“This is awesome. My parents are going to be very happy. Usually if anything ever happens with things like this, it really bides me time for my mom to go, ‘Look, Davie’s in the paper,’” jokes Big D And The Kids Table vocalist David McWane via telephone from Boston. McWane has a lot to smile about these days—he recently released his fifth book The Modern American Gypsy, a wild recollection of Big D’s marathon 220 day squat through Europe and shortly after was diagnosed with—and beat—thyroid cancer.

McWane chatted with AP about his book, his weird recovery diet and what Big D has planned for 2012.

Interview: Bryne Yancey

So how are you feeling?
Pretty good. It’s kind of interesting. The whole thing started around November 18, and then the whole getting the surgery, recovering from the surgery then going on the diet you have to go on before you get radiation and then the radiation and recovering from the radiation—all of that wasn’t so bad. It was just kind of, you knew what you were getting into, so you were prepared for it, so it’s just a lot of laying on the couch watching Indiana Jones movies. It’s not so bad.

It was when they took out the thyroid that they had to get my right thyroid medicine dosage. They have to replace what that guy [before] was doing and that was tough because you’re taking these pills and you’re just supposed to go about your day and it was very difficult to function on them. After about a month or two, they finally got the right dosage and it was like, “Boom!” Suddenly one morning I was back to normal.

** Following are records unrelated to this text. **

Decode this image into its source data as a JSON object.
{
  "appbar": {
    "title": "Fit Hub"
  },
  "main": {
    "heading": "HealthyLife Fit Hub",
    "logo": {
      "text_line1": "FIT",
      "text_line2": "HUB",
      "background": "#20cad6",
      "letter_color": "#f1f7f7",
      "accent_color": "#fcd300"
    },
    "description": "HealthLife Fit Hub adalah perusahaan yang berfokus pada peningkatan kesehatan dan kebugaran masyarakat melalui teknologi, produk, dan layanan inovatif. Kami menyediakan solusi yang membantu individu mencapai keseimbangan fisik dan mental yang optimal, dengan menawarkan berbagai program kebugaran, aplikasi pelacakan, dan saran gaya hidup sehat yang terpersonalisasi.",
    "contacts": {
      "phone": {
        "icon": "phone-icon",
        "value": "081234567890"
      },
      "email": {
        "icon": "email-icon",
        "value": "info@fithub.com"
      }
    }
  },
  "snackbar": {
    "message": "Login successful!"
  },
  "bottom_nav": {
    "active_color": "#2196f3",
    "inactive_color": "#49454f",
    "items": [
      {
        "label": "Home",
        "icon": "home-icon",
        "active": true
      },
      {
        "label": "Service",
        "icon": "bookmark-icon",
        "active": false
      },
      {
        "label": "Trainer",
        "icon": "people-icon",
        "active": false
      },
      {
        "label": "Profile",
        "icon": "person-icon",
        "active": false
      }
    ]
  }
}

What was the diet like?
The diet was weird. I had to not have any iodine. Basically, there’s this thyroid menu and you have to cook all your foods a special way, and not have eggs and stuff. It’s not that bad, but you start to crave all the things you’re not allowed to have. I really just wanted to pick up a stick of butter and eat it. I would think about it while I was daydreaming. It was like, “I just want to eat a huge stick of butter.” [Laughs.]

That’s awesome. Let’s talk about your book—The Modern American Gypsy. That’s your fifth book, right? How much time did you spend writing it?
Yeah. It’s kind of interesting, I forget when the first book came out, but it was maybe—I’d have to check, but Big D was on the road for so long that it was one of those [I spent] constantly writing. The first stage is really just writing down the stories and notes and then there’s cleaning up whatever my version of [the events] is. Once everything was cleaned up and I sat down to write it, I would say it was about a year [after the tour]. It’s funny because you write it and then I think you spend most of the time just correcting your spelling.

It’s cool, it’s the account of a 220 day squat tour that we took through eastern Europe and England. It was just a certain time where every single time we turned any sort of alley, it was just crazy [stuff] happening. I had to put it down so when I was 86 years old, I could read and go, “Oh yeah, I forgot about that.”

Obviously you write music all the time and obviously you write other things—poetry, prose, all that. What would you think, from a writing perspective, is different about those approaches?
Definitely that with writing songs or a record of songs, there’s topics in Big D I can’t cover and that really helped with some of the prose and poetry books. Nicer topics and different shades of topics that you can’t write in a punk/ska band. [Laughs.] The kids will get in your head. That was a great outlet to be able to do that. Once you start writing so much, the inspiration of any topic is coming to you, so you can’t really turn it off.

It was great to be able to do those first books to be able to get that all out, but then with Modern American Gypsy it was kind of interesting because it is about the band, so it’s the first time writing a true story about the band that isn’t lyrics. It has all the components of what you might find in the lyrics, but it’s a book about the excursions of the band. The poetry helped topics outside the band, but Modern American Gypsy helped expand topics of the band. You can finally see what these three-minute songs are talking about and walk with the band. It was pretty good.

Basically, I would write it because you can have a drive from two hours to 12 hours to driving home from California, which is 72 hours. I would write lyrics to a song and then once I was burnt out, go back to the book. It was a good escape because van life can get kind of monotonous and you can get shell-shocked there.

I get institutionalized, too. Like, we’ll get to a destination and they’ll open up the van doors and I’ll be like, “Can I leave the van?” [Laughs.]